REQUIREMENT
Using the material that follows, say how many lines contain the string "recycle". Answer with a number only.

SUPPLIED RECORDS
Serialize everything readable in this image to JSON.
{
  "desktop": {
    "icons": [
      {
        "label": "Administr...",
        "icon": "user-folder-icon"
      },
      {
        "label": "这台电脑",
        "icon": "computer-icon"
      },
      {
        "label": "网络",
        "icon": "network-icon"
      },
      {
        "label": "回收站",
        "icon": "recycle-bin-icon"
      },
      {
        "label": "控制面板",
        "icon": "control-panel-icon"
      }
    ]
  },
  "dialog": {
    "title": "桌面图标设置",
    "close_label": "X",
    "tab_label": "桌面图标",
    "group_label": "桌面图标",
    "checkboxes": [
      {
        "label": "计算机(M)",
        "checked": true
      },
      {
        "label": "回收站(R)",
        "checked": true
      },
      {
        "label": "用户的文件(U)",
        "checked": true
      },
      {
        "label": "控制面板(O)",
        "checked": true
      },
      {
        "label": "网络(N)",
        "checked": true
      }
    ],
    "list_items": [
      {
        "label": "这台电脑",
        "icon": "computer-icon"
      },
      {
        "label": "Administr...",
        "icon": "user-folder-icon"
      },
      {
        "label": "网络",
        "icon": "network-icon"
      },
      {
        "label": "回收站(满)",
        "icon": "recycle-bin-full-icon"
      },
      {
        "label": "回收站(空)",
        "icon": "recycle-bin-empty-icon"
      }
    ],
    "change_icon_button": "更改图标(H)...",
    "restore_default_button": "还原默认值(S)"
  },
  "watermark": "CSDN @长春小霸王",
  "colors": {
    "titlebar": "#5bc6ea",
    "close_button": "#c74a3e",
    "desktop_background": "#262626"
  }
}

OUTPUT OF THE TASK
3